Start of Material for this task

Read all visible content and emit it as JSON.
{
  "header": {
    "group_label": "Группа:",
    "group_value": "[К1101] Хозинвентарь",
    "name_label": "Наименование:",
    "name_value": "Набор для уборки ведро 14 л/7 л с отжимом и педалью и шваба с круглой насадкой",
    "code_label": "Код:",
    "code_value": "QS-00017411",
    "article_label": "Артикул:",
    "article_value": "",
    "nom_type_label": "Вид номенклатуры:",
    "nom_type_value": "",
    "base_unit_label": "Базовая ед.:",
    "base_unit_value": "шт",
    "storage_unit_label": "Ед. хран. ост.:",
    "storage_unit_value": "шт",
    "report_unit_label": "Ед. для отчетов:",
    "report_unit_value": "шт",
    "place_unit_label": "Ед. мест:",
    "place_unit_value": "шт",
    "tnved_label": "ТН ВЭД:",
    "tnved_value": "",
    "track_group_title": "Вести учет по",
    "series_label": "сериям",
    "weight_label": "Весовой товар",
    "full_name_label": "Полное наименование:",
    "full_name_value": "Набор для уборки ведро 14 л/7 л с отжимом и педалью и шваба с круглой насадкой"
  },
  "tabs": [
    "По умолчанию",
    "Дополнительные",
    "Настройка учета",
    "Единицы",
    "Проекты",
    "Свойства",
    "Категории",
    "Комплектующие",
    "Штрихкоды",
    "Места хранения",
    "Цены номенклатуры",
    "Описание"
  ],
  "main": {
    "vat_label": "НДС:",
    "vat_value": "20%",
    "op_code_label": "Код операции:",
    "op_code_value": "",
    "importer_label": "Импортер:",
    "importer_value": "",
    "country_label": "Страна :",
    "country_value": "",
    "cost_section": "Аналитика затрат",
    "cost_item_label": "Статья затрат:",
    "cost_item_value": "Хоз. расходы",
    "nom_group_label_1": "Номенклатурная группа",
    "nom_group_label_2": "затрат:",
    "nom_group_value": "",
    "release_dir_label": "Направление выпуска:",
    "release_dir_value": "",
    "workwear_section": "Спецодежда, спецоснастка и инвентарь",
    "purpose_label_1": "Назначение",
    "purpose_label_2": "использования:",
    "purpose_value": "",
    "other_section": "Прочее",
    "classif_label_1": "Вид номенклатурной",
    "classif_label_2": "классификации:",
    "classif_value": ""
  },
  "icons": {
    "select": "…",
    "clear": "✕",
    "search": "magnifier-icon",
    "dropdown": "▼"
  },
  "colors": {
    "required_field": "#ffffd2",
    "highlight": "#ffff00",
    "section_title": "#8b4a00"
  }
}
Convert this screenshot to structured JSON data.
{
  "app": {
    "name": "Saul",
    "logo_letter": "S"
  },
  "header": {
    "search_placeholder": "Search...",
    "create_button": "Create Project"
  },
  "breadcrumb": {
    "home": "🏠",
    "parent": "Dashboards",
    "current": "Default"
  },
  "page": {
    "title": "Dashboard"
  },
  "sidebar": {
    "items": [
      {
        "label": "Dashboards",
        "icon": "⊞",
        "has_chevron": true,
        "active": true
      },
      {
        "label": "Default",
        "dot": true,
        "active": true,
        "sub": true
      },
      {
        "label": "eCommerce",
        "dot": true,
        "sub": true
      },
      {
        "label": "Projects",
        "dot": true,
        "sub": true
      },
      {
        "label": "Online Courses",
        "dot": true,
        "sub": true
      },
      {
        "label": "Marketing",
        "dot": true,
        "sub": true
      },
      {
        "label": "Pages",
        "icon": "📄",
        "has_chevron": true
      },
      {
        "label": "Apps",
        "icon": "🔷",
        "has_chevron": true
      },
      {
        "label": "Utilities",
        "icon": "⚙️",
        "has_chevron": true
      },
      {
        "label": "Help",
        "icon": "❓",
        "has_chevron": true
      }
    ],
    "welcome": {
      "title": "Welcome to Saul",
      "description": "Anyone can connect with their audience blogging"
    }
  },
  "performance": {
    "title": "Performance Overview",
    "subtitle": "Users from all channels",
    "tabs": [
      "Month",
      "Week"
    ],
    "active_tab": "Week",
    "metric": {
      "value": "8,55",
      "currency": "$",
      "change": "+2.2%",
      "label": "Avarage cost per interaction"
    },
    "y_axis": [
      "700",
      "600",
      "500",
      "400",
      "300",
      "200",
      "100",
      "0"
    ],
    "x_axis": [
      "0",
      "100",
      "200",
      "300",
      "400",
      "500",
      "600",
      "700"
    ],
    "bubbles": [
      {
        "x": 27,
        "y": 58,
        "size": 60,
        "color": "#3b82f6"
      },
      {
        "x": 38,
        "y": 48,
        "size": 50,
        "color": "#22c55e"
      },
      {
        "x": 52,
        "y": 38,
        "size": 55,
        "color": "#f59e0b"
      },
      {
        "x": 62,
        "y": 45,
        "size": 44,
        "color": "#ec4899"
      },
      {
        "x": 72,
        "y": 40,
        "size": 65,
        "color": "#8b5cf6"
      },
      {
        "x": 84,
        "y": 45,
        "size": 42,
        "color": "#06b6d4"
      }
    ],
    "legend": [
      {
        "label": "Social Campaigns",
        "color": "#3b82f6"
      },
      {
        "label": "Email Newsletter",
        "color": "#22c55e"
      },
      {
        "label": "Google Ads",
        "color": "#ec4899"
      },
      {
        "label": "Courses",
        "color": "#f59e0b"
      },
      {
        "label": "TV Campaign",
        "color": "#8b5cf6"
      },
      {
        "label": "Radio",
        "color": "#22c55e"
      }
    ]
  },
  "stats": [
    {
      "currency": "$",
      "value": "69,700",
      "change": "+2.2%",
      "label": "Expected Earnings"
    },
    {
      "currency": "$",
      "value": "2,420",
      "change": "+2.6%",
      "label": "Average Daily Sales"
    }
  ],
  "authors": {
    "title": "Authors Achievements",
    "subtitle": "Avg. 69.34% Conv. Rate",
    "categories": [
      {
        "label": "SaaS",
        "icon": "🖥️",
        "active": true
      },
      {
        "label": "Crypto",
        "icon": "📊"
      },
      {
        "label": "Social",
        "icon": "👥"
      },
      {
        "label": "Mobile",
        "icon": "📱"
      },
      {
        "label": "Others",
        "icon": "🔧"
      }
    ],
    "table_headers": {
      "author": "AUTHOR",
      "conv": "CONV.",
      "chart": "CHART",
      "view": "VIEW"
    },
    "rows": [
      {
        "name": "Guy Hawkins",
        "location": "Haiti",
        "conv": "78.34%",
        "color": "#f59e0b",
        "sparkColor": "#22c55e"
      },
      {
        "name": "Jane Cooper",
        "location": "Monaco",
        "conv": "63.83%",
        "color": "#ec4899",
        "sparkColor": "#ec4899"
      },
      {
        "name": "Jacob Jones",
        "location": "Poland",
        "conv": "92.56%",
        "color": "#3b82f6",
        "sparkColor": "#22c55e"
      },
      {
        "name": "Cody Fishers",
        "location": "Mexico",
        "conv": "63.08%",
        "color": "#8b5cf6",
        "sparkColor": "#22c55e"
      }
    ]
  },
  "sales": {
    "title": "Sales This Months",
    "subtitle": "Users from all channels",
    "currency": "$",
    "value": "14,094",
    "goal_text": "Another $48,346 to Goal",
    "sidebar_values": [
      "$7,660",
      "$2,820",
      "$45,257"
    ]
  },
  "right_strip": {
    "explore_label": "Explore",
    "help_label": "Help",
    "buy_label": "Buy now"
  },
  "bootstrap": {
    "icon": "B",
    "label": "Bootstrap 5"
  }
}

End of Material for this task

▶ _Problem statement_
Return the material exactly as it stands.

▶ _Exercise solution_
Read all visible content and emit it as JSON.
{
  "header": {
    "group_label": "Группа:",
    "group_value": "[К1101] Хозинвентарь",
    "name_label": "Наименование:",
    "name_value": "Набор для уборки ведро 14 л/7 л с отжимом и педалью и шваба с круглой насадкой",
    "code_label": "Код:",
    "code_value": "QS-00017411",
    "article_label": "Артикул:",
    "article_value": "",
    "nom_type_label": "Вид номенклатуры:",
    "nom_type_value": "",
    "base_unit_label": "Базовая ед.:",
    "base_unit_value": "шт",
    "storage_unit_label": "Ед. хран. ост.:",
    "storage_unit_value": "шт",
    "report_unit_label": "Ед. для отчетов:",
    "report_unit_value": "шт",
    "place_unit_label": "Ед. мест:",
    "place_unit_value": "шт",
    "tnved_label": "ТН ВЭД:",
    "tnved_value": "",
    "track_group_title": "Вести учет по",
    "series_label": "сериям",
    "weight_label": "Весовой товар",
    "full_name_label": "Полное наименование:",
    "full_name_value": "Набор для уборки ведро 14 л/7 л с отжимом и педалью и шваба с круглой насадкой"
  },
  "tabs": [
    "По умолчанию",
    "Дополнительные",
    "Настройка учета",
    "Единицы",
    "Проекты",
    "Свойства",
    "Категории",
    "Комплектующие",
    "Штрихкоды",
    "Места хранения",
    "Цены номенклатуры",
    "Описание"
  ],
  "main": {
    "vat_label": "НДС:",
    "vat_value": "20%",
    "op_code_label": "Код операции:",
    "op_code_value": "",
    "importer_label": "Импортер:",
    "importer_value": "",
    "country_label": "Страна :",
    "country_value": "",
    "cost_section": "Аналитика затрат",
    "cost_item_label": "Статья затрат:",
    "cost_item_value": "Хоз. расходы",
    "nom_group_label_1": "Номенклатурная группа",
    "nom_group_label_2": "затрат:",
    "nom_group_value": "",
    "release_dir_label": "Направление выпуска:",
    "release_dir_value": "",
    "workwear_section": "Спецодежда, спецоснастка и инвентарь",
    "purpose_label_1": "Назначение",
    "purpose_label_2": "использования:",
    "purpose_value": "",
    "other_section": "Прочее",
    "classif_label_1": "Вид номенклатурной",
    "classif_label_2": "классификации:",
    "classif_value": ""
  },
  "icons": {
    "select": "…",
    "clear": "✕",
    "search": "magnifier-icon",
    "dropdown": "▼"
  },
  "colors": {
    "required_field": "#ffffd2",
    "highlight": "#ffff00",
    "section_title": "#8b4a00"
  }
}
Convert this screenshot to structured JSON data.
{
  "app": {
    "name": "Saul",
    "logo_letter": "S"
  },
  "header": {
    "search_placeholder": "Search...",
    "create_button": "Create Project"
  },
  "breadcrumb": {
    "home": "🏠",
    "parent": "Dashboards",
    "current": "Default"
  },
  "page": {
    "title": "Dashboard"
  },
  "sidebar": {
    "items": [
      {
        "label": "Dashboards",
        "icon": "⊞",
        "has_chevron": true,
        "active": true
      },
      {
        "label": "Default",
        "dot": true,
        "active": true,
        "sub": true
      },
      {
        "label": "eCommerce",
        "dot": true,
        "sub": true
      },
      {
        "label": "Projects",
        "dot": true,
        "sub": true
      },
      {
        "label": "Online Courses",
        "dot": true,
        "sub": true
      },
      {
        "label": "Marketing",
        "dot": true,
        "sub": true
      },
      {
        "label": "Pages",
        "icon": "📄",
        "has_chevron": true
      },
      {
        "label": "Apps",
        "icon": "🔷",
        "has_chevron": true
      },
      {
        "label": "Utilities",
        "icon": "⚙️",
        "has_chevron": true
      },
      {
        "label": "Help",
        "icon": "❓",
        "has_chevron": true
      }
    ],
    "welcome": {
      "title": "Welcome to Saul",
      "description": "Anyone can connect with their audience blogging"
    }
  },
  "performance": {
    "title": "Performance Overview",
    "subtitle": "Users from all channels",
    "tabs": [
      "Month",
      "Week"
    ],
    "active_tab": "Week",
    "metric": {
      "value": "8,55",
      "currency": "$",
      "change": "+2.2%",
      "label": "Avarage cost per interaction"
    },
    "y_axis": [
      "700",
      "600",
      "500",
      "400",
      "300",
      "200",
      "100",
      "0"
    ],
    "x_axis": [
      "0",
      "100",
      "200",
      "300",
      "400",
      "500",
      "600",
      "700"
    ],
    "bubbles": [
      {
        "x": 27,
        "y": 58,
        "size": 60,
        "color": "#3b82f6"
      },
      {
        "x": 38,
        "y": 48,
        "size": 50,
        "color": "#22c55e"
      },
      {
        "x": 52,
        "y": 38,
        "size": 55,
        "color": "#f59e0b"
      },
      {
        "x": 62,
        "y": 45,
        "size": 44,
        "color": "#ec4899"
      },
      {
        "x": 72,
        "y": 40,
        "size": 65,
        "color": "#8b5cf6"
      },
      {
        "x": 84,
        "y": 45,
        "size": 42,
        "color": "#06b6d4"
      }
    ],
    "legend": [
      {
        "label": "Social Campaigns",
        "color": "#3b82f6"
      },
      {
        "label": "Email Newsletter",
        "color": "#22c55e"
      },
      {
        "label": "Google Ads",
        "color": "#ec4899"
      },
      {
        "label": "Courses",
        "color": "#f59e0b"
      },
      {
        "label": "TV Campaign",
        "color": "#8b5cf6"
      },
      {
        "label": "Radio",
        "color": "#22c55e"
      }
    ]
  },
  "stats": [
    {
      "currency": "$",
      "value": "69,700",
      "change": "+2.2%",
      "label": "Expected Earnings"
    },
    {
      "currency": "$",
      "value": "2,420",
      "change": "+2.6%",
      "label": "Average Daily Sales"
    }
  ],
  "authors": {
    "title": "Authors Achievements",
    "subtitle": "Avg. 69.34% Conv. Rate",
    "categories": [
      {
        "label": "SaaS",
        "icon": "🖥️",
        "active": true
      },
      {
        "label": "Crypto",
        "icon": "📊"
      },
      {
        "label": "Social",
        "icon": "👥"
      },
      {
        "label": "Mobile",
        "icon": "📱"
      },
      {
        "label": "Others",
        "icon": "🔧"
      }
    ],
    "table_headers": {
      "author": "AUTHOR",
      "conv": "CONV.",
      "chart": "CHART",
      "view": "VIEW"
    },
    "rows": [
      {
        "name": "Guy Hawkins",
        "location": "Haiti",
        "conv": "78.34%",
        "color": "#f59e0b",
        "sparkColor": "#22c55e"
      },
      {
        "name": "Jane Cooper",
        "location": "Monaco",
        "conv": "63.83%",
        "color": "#ec4899",
        "sparkColor": "#ec4899"
      },
      {
        "name": "Jacob Jones",
        "location": "Poland",
        "conv": "92.56%",
        "color": "#3b82f6",
        "sparkColor": "#22c55e"
      },
      {
        "name": "Cody Fishers",
        "location": "Mexico",
        "conv": "63.08%",
        "color": "#8b5cf6",
        "sparkColor": "#22c55e"
      }
    ]
  },
  "sales": {
    "title": "Sales This Months",
    "subtitle": "Users from all channels",
    "currency": "$",
    "value": "14,094",
    "goal_text": "Another $48,346 to Goal",
    "sidebar_values": [
      "$7,660",
      "$2,820",
      "$45,257"
    ]
  },
  "right_strip": {
    "explore_label": "Explore",
    "help_label": "Help",
    "buy_label": "Buy now"
  },
  "bootstrap": {
    "icon": "B",
    "label": "Bootstrap 5"
  }
}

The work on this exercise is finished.